Frye waxes rhapsodic on the toughness of the un-walled, on the virtues of Spartans and Mongols and Huns. One might say he accepts their perspective on history uncritically. He maintains that Greeks outside of Sparta were weakened by their walls, which makes it odd that they were in high demand as mercenaries in the ancient world. Frye skips over the later advent of mercenaries in the Middle Ages as well, and indeed the whole process of the professionalization of warfare in the modern world.

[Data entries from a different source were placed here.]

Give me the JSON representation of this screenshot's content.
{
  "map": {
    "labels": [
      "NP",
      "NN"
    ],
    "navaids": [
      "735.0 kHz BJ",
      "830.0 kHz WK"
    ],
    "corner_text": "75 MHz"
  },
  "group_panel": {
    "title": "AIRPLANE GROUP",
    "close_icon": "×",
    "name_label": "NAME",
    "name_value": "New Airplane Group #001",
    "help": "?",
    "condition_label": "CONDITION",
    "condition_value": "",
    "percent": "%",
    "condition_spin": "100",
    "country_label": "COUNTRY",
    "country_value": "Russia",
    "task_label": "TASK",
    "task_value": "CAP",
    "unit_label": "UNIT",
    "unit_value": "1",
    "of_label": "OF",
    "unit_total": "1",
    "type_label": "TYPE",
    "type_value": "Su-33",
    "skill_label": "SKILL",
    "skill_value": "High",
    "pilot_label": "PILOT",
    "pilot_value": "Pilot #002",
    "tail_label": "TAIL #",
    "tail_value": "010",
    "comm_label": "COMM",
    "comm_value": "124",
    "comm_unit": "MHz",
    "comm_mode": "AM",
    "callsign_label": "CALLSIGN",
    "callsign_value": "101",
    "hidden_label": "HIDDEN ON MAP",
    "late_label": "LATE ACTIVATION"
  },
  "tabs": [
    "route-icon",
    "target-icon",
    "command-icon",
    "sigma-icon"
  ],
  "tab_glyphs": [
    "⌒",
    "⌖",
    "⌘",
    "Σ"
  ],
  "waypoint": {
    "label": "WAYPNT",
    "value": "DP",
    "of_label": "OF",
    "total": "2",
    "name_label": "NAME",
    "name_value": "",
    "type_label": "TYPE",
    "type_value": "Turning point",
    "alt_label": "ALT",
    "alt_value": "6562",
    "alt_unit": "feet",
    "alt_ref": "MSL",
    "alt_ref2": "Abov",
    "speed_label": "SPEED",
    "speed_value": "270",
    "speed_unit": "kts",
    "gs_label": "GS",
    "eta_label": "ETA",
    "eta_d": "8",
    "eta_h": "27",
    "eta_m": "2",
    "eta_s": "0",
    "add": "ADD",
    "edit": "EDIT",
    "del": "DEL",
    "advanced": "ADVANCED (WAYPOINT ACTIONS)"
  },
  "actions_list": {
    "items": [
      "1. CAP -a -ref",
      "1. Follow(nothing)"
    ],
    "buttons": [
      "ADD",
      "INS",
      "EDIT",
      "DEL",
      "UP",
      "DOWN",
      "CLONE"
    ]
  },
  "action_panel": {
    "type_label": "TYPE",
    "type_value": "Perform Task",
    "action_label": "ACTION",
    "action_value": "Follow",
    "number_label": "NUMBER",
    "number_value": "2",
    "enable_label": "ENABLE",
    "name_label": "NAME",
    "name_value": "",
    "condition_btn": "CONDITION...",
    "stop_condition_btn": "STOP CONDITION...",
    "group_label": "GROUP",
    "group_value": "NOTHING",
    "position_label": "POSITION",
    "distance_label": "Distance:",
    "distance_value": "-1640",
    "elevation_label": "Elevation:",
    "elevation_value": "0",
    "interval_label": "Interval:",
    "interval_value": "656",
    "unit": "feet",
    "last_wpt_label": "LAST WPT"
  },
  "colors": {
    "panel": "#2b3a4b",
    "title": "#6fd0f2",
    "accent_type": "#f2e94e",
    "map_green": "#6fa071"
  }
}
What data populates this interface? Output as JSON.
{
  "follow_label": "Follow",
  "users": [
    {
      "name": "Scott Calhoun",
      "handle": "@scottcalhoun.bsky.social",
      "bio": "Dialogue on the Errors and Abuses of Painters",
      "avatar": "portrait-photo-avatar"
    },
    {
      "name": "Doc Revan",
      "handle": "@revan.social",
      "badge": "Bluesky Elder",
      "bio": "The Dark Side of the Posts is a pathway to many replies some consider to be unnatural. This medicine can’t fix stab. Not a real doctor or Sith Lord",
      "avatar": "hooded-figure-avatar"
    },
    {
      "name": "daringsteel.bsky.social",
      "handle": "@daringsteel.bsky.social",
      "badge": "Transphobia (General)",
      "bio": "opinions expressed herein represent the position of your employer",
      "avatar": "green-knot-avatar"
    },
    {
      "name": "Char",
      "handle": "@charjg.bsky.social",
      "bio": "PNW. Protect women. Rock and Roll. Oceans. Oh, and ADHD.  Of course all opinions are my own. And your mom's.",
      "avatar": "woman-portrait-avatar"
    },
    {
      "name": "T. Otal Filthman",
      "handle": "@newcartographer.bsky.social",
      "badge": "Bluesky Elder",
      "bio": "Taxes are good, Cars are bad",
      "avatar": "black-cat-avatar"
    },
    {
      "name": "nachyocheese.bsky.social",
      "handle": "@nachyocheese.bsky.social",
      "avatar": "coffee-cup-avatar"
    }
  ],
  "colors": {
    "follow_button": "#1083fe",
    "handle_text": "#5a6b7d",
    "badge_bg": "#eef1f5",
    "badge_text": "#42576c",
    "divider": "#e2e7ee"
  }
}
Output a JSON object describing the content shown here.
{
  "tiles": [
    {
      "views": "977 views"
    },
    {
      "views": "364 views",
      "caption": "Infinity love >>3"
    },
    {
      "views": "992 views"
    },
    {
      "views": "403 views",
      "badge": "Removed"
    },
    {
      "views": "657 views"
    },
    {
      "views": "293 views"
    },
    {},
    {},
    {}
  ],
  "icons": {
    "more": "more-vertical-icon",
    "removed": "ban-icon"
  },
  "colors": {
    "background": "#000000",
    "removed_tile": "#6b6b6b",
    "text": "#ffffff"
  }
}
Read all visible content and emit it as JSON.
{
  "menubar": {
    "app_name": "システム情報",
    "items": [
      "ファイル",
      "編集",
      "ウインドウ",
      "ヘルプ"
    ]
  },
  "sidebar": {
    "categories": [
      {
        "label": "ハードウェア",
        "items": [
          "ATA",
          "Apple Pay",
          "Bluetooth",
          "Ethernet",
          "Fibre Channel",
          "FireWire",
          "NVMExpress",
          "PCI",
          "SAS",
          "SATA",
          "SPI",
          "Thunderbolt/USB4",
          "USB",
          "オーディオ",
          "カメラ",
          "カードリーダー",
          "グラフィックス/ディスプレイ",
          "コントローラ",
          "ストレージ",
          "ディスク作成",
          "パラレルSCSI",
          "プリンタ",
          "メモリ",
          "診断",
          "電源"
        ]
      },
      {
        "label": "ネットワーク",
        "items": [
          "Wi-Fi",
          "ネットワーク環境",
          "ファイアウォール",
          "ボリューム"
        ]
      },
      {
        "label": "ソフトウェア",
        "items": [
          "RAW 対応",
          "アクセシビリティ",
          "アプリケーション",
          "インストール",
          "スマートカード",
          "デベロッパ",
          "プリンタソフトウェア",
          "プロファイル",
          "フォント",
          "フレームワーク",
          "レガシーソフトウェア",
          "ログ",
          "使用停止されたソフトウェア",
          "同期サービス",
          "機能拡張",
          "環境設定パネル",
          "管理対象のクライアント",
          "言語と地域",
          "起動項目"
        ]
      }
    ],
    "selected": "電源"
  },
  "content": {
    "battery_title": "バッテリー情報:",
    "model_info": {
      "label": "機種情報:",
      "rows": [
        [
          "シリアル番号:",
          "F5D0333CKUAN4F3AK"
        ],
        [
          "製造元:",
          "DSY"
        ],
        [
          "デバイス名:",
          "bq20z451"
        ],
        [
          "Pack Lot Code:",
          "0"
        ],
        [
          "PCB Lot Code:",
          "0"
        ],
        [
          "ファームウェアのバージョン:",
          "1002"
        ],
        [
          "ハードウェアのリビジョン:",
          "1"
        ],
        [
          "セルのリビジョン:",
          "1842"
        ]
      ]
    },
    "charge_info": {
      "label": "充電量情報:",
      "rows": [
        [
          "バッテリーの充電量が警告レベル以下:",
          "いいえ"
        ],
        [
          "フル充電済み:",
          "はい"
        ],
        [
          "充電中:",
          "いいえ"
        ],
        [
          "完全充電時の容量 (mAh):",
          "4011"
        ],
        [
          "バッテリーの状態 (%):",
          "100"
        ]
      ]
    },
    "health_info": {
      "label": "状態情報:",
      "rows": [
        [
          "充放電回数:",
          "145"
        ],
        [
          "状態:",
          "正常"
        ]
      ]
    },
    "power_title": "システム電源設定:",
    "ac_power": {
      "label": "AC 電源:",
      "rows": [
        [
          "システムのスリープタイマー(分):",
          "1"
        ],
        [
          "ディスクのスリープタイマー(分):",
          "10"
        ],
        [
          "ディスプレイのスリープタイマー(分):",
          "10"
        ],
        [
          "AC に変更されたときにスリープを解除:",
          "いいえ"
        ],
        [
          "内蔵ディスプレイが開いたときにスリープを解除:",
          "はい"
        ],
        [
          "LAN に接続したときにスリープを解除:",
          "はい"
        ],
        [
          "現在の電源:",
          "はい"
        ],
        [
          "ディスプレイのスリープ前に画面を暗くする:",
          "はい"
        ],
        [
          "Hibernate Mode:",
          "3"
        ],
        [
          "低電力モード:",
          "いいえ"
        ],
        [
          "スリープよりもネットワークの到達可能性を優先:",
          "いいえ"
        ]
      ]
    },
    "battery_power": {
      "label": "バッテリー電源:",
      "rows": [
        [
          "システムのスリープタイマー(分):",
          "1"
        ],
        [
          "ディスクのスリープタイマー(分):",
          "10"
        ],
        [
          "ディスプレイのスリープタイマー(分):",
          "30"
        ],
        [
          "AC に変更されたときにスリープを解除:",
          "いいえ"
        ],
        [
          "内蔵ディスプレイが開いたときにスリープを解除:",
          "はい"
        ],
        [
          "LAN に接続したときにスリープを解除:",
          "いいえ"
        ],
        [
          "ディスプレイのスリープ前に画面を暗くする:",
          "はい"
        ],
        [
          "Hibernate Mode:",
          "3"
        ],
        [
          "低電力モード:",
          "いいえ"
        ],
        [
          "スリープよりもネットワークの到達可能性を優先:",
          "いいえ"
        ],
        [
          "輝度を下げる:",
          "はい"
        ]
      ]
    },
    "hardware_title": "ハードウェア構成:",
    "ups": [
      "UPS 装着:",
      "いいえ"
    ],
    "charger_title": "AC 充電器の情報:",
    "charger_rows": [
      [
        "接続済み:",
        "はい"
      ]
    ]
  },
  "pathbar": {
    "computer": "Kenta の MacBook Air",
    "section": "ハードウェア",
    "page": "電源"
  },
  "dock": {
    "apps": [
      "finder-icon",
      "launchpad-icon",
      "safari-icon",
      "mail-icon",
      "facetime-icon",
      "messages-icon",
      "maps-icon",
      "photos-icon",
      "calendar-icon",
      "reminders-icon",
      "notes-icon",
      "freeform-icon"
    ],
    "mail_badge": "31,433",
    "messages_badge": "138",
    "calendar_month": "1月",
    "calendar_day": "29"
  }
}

There are a number of omissions and exaggerations and bad arguments in this book, all deployed in one direction: exalting the alleged masculine virtues of extramural barbarian warriors. Frye admits his sympathy for the un-walled late in the book, remembering being thrilled by a screening of the original King Kong: “Nine years old and we already knew that we were supposed to root for the primitive over the civilized.” I can’t fault his taste in movies, but it’s an odd passage. He goes on to state that with the romantic exaltation of the un-walled “we have arrived at that point where the protagonists begin to remind us of ourselves.” That’s a strange admission for a historian to make four-fifths of the way through a book; one would hope the common humanity of their subjects would seem familiar all the way through.
At any rate, after this the book deals with the 20th century, and views walls a little differently, as a way of shaping population migrations as well as fortifications in war. This is one of the better parts of the book, filled with interesting anecdotes and intriguing, precise facts used well. Most of the best moments in the book are along similar lines: moments of storytelling, as Frye recounts one military campaign or another. And there are some interesting ideas in Walls; there’s an intriguing focus on Central Asia, for example, home to so many notorious barbarians.
In the end, though, the book feels more like the outline of a myth than a coherent work of history. Frye has one story that means something to him, and he tells it over and over again. I think it’s been done before, better, and without the cloak of history over it. Robert E. Howard ended his short story “Beyond the Black River” by having a character sum up Howard’s worldview: “Barbarism is the natural state of mankind… Civilization is unnatural. It is a whim of circumstance. And barbarism must always ultimately triumph.” Walls never reaches that epigrammatic height. My recommendation is to pass it by, and pick up a collection of Howard’s fiction.